The design is so barebones, in fact, that it might take some by surprise: there’s no virtual surround, and only a mic mute and volume scroll wheel by way of controls. We like the overall sound produced by the drivers, even if it’s a bit more pronounced towards the low end than we’d normally choose. If you can live with that, though, you get an otherwise attractive package with no unnecessary flab for under $100. It's a comfy, sturdy headset too, so you know it'll last for years.
Read the full review: Logitech G Pro
6. Turtle Beach Elite Atlas
A modular headset for streamers and competitive players
Wireless: No | Drivers: 50mm "Nanoclear" neodymium magnets | Connectivity: 3.5mm analog | Frequency response: 20Hz–20kHz | Features: Detachable noise-cancelling boom mic and ear cushions, swappable speaker plates, included red/green PC splitter cable, ProSpecs glasses relief system
With a rich history of well-regarded console gaming headsets under its belt, Turtle Beach's return to PC gaming is timely to say the least. Esports comprise a nearly billion-dollar industry, and if the Elite Atlas is any indication, Turtle Beach wants in on some of that revenue. Though its price suggests otherwise, the Turtle Beach Elite Atlas headset is nothing revolutionary, but it does pack some interesting features.
In our testing, for instance, its TruSpeak noise-cancelling boom mic—which is also removable, mind you—was able to record Twitch stream commentary with virtually no background noise. That's an astounding feat, considering how hellishly loud roommates can be. Equally impressive is that the earcups on the Elite Atlas are attached magnetically to its speakers, making them a breeze to replace in the disheartening event that they're ever lost or damaged. Although the audio quality itself is less than ideal, the Turtle Beach Elite Atlas otherwise radiates promise, and if you're an esports player or gameplay broadcaster, it's a worthy set of cans.
Read the full review: Turtle Beach Elite Atlas
How we test headsets
We recently put more than 60 different headset units through a $50,000 testing setup to produce empirical data we could use to quantify our picks.
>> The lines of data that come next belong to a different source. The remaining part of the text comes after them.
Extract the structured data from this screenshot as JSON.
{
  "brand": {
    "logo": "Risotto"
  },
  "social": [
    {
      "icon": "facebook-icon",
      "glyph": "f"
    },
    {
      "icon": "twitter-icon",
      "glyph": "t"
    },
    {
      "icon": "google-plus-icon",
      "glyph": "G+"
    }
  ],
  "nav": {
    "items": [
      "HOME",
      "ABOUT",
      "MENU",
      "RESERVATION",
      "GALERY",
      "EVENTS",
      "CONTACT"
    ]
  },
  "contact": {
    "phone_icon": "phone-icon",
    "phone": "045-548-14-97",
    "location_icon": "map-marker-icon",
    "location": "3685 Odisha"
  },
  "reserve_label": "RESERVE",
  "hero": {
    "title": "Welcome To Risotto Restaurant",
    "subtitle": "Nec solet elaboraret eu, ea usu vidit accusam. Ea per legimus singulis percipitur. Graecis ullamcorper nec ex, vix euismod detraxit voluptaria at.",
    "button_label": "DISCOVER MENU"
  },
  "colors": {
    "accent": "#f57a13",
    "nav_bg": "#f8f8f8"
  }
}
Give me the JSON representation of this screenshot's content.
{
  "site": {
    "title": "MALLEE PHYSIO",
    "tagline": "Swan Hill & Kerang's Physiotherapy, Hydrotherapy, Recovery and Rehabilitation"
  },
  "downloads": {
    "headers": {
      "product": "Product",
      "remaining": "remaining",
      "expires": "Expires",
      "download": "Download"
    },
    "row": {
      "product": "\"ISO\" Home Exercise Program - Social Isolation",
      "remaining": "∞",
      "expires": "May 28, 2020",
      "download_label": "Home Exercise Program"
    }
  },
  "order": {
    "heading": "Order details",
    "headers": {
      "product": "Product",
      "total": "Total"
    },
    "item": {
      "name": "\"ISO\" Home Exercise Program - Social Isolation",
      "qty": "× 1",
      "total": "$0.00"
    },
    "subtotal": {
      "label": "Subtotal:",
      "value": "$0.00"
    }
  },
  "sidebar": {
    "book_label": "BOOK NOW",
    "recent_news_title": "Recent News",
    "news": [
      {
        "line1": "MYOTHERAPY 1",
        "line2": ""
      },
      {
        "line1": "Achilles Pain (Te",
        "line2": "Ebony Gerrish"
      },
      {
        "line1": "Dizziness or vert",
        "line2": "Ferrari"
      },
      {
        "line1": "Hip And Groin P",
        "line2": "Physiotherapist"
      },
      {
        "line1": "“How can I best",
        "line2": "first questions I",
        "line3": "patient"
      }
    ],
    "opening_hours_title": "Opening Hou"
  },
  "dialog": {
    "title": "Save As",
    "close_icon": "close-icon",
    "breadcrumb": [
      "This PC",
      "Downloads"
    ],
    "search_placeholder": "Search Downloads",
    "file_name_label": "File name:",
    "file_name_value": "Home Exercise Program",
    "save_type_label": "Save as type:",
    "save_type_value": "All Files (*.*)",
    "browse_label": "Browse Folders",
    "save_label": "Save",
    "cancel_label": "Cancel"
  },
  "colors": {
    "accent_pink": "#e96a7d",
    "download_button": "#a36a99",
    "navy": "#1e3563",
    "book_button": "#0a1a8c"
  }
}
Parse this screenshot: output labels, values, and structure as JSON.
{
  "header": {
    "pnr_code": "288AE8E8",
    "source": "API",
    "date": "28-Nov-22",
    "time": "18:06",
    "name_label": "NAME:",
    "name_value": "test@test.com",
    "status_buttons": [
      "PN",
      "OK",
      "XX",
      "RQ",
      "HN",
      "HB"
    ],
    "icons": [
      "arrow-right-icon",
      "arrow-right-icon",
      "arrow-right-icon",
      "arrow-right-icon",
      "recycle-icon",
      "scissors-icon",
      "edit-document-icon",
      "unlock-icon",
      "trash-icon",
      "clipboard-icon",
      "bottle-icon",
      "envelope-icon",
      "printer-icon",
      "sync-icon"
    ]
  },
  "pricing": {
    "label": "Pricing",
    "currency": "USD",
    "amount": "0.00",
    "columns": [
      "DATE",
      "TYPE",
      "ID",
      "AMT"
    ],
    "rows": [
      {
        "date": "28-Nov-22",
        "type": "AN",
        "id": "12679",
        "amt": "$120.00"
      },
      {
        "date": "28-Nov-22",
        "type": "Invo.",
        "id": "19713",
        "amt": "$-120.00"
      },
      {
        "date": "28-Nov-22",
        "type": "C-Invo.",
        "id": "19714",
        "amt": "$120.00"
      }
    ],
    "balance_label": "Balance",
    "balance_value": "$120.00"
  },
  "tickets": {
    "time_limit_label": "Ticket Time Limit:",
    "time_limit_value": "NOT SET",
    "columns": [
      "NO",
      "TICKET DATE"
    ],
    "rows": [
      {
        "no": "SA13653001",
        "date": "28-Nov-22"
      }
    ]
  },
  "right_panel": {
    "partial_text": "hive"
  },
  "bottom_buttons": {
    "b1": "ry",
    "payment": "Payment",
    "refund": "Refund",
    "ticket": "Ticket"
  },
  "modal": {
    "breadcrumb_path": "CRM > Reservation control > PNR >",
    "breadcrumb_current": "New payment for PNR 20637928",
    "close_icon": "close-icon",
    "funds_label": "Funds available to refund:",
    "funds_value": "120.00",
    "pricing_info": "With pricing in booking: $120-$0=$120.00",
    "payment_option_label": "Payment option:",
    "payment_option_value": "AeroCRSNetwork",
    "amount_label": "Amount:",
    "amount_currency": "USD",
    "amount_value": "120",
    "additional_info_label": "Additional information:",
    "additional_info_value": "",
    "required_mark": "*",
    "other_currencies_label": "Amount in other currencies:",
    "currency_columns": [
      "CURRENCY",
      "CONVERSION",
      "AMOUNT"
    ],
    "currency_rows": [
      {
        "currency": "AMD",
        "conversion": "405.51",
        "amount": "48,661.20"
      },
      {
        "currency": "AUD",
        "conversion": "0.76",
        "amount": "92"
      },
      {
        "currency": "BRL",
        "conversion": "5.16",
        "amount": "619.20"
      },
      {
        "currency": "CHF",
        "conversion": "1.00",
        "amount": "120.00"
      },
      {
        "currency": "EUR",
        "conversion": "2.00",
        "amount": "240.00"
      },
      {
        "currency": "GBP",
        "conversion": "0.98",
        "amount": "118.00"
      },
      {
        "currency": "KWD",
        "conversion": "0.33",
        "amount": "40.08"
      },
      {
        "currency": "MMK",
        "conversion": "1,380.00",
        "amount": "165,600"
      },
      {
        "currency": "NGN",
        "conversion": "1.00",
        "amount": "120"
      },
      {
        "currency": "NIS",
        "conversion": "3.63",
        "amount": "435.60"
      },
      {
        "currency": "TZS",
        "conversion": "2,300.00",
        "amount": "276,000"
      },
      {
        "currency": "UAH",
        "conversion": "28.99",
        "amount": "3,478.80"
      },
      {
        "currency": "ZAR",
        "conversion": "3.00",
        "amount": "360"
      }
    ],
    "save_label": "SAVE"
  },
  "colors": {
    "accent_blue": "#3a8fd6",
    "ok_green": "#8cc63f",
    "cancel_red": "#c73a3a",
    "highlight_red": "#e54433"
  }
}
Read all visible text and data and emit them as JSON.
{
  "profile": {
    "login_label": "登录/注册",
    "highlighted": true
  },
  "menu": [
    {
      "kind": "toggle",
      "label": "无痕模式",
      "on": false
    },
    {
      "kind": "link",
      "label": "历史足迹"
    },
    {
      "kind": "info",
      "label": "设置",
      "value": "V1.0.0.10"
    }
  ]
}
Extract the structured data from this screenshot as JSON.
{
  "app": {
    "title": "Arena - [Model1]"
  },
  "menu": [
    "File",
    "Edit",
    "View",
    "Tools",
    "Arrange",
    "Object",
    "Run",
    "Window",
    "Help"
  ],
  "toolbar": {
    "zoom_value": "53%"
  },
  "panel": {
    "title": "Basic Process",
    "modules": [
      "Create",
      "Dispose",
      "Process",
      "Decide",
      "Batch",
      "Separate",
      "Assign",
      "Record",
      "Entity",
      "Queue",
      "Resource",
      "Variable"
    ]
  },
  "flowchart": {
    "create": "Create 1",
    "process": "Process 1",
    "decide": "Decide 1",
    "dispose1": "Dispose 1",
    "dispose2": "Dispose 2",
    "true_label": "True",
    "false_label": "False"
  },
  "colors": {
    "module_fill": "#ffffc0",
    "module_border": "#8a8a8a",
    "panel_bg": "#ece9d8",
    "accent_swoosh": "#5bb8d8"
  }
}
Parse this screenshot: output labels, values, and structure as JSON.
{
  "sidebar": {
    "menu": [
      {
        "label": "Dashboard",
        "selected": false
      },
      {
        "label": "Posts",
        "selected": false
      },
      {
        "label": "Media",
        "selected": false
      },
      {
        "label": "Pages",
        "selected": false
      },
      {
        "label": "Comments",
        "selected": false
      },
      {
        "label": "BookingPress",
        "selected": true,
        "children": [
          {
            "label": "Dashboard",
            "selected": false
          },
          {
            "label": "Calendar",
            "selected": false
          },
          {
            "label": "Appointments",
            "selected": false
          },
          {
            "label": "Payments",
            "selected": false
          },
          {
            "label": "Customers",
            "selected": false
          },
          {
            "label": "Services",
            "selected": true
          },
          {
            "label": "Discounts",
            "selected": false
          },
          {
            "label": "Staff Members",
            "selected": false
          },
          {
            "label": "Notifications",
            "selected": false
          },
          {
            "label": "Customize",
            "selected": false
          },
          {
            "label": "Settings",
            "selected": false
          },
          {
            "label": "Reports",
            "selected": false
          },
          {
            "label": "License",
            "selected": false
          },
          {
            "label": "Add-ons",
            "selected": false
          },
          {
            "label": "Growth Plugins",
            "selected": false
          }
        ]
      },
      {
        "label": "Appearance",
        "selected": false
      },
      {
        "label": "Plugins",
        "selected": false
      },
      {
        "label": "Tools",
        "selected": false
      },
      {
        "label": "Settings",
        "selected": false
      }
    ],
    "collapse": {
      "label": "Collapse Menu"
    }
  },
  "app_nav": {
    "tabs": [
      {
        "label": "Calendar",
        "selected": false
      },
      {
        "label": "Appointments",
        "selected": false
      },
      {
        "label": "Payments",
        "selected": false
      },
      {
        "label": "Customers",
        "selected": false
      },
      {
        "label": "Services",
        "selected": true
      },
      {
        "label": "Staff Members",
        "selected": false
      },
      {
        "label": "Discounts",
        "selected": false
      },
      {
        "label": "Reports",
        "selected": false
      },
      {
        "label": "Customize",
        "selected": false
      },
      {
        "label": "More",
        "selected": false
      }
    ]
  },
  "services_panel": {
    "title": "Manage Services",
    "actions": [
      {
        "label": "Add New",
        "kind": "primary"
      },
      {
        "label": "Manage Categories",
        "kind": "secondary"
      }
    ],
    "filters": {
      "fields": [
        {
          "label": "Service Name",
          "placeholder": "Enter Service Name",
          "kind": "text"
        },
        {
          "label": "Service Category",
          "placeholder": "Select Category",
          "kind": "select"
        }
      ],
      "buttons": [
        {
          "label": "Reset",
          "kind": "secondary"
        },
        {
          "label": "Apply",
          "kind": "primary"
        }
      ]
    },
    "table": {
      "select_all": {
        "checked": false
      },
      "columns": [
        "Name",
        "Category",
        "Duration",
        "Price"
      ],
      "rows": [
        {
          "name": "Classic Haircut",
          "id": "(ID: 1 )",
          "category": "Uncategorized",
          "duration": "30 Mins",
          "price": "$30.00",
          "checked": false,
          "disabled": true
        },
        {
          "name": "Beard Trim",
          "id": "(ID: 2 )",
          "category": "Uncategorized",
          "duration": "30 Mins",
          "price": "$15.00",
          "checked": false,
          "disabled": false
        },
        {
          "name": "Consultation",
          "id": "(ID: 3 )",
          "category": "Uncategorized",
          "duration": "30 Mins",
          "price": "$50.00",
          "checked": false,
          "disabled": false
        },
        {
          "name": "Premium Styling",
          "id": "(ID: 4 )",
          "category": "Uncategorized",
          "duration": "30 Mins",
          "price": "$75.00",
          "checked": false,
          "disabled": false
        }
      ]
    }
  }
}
We'll endeavor to make use of that HATS setup again in future, but we haven't given up on good old-fashioned testing by ear.
Each headset that we test we use daily for at least a week. We record a sample of our voice in Audacity and compare it to previous recordings from other models, then head to Discord to get some feedback from our friends on how we're sounding.
During that week, we aim to test each headset in a number of different game genres—shooters, battle royales, and racing games make for particularly good testing scenarios, since the former tends to test the low-end and reveal muddiness and distortion, while PUBG et al are great for positional audio tracking. Finally, good racing sims feature a very particular mix designed to help you hear brake lock-up and tyres losing traction. It's often in Project CARS 2 where great headsets are separated from merely good.
It's not just about gaming, though: we wear the headsets while we work, listen to music, watch distracting YouTube videos people send us, and everything else that crops up while we're at our desk. Finally, we compare a few lossless music tracks by listening through our BeyerDynamic DT770s and then the test sample. The 770s have a really flat EQ that makes them great for music production and critical listening applications—hearing another headset immediately after them really brings EQ peaks and dips into focus.